“We’re growing enough that we needed to get … a little more permanent setup,” Gillett said.
Funny Farm Feeds offers alfalfa pellets and feed for chickens, goats, rabbits and calves. The alfalfa pellets are among the most popular and the Gilletts expect to produce upwards of 10 tons per year, delivered by truck and trailer to local farms and ranches and to Poor Boy Feeds in Powell.
“It’s been slow, but it’s picking up slowly,” Gillett said.
Business roughly doubled between 2018 and 2019 and grew again this year by perhaps a quarter, he estimated.
With a slogan of “Where quality is no joke,” Funny Farm Feeds pitches its natural ingredients and use of local sources.
“We’re locally produced and we try to buy as many of the ingredients that we can from local farmers,” Gillett said.
He turns the alfalfa directly into pellets, while adding vitamins A, D and E and calcium carbonate to some of the other products.
“We don’t add chemicals or any of that stuff to any of our feed,” he said. “It’s just natural — comes out of the field and basically goes through our process and gets made into a pellet.”
That differs from a lot of the bigger companies, he said, which insert many fillers that lack nutritional value.
The Gilletts started the business, in part, after being frustrated by a lack of quality feeds and Ronnie’s father, Gary, had suggested starting up a pellet mill long ago. Gary helps out with the project and Ronnie and Rozie Gillett’s three children, especially son Tristan, lend a hand as well. It remains a family enterprise that Ronnie and Rozie work on part-time.
When the Gilletts sought to move to Funny Farm Feeds to the Lane 11 property earlier this year, Park County planning staffers classified it as a value-added business — which required a special use permit, public notices and two public hearings.
“I know this is a very small project and it’s kind of unfortunate, I guess … going through the special use permit process,” planner II Kim Dillivan told county commissioners at their Aug. 19 meeting, “but we really couldn’t classify this as ag production because really it’s not the production ... of alfalfa, because Ronnie [Gillett] really is converting that into something else.”
In applying for the county permit, Gillett indicated that Funny Farm Feeds would operate between daylight and dusk. However, after asking whether it would be possible to go until 9 p.m., commissioners opted to simply remove the limits on the hours of operation.
“I don’t want us to approve something that handcuffs you on your production,” Commissioner Lee Livingston told Gillett; concurred Commission Lloyd Thiel, “It’s surrounded by agriculture, and they farm all night long.”
Commission Chairman Joe Tilden offered his best wishes to Gillett and the business.
“I hope you got to come back to us and ask for an amendment [to the permit] to build another building or something,” Tilden said.
It took a couple days, but Gillett was able to move his metal building to the Lane 11 property a few weeks ago and Funny Farm Feeds is already operating at the new location.

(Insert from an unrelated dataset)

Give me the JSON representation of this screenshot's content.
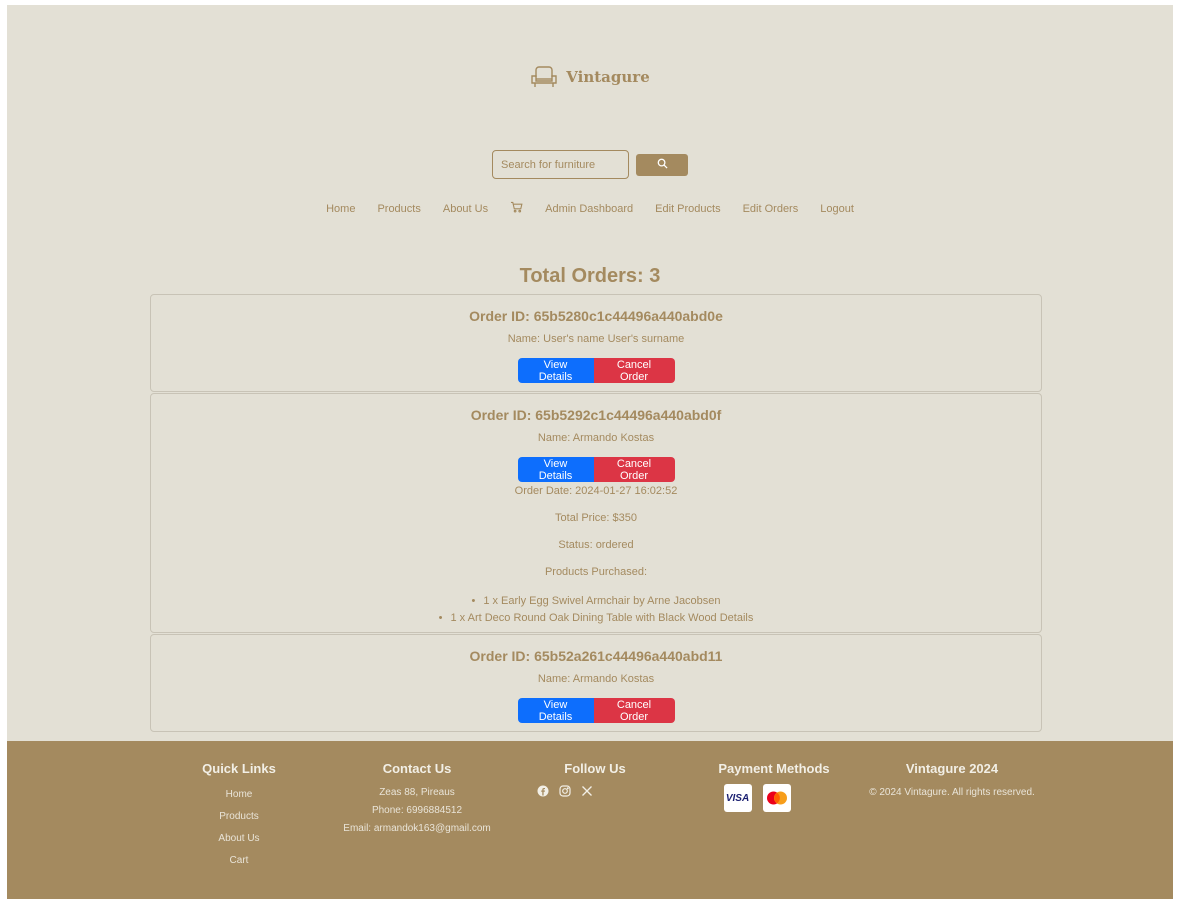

“[We’re] just trying to get our little family-owned business off the ground and running,” Gillett said.
The roughly 8.5-acre property includes plenty of room for any future expansion, with the family constructing a house just east of the buildings.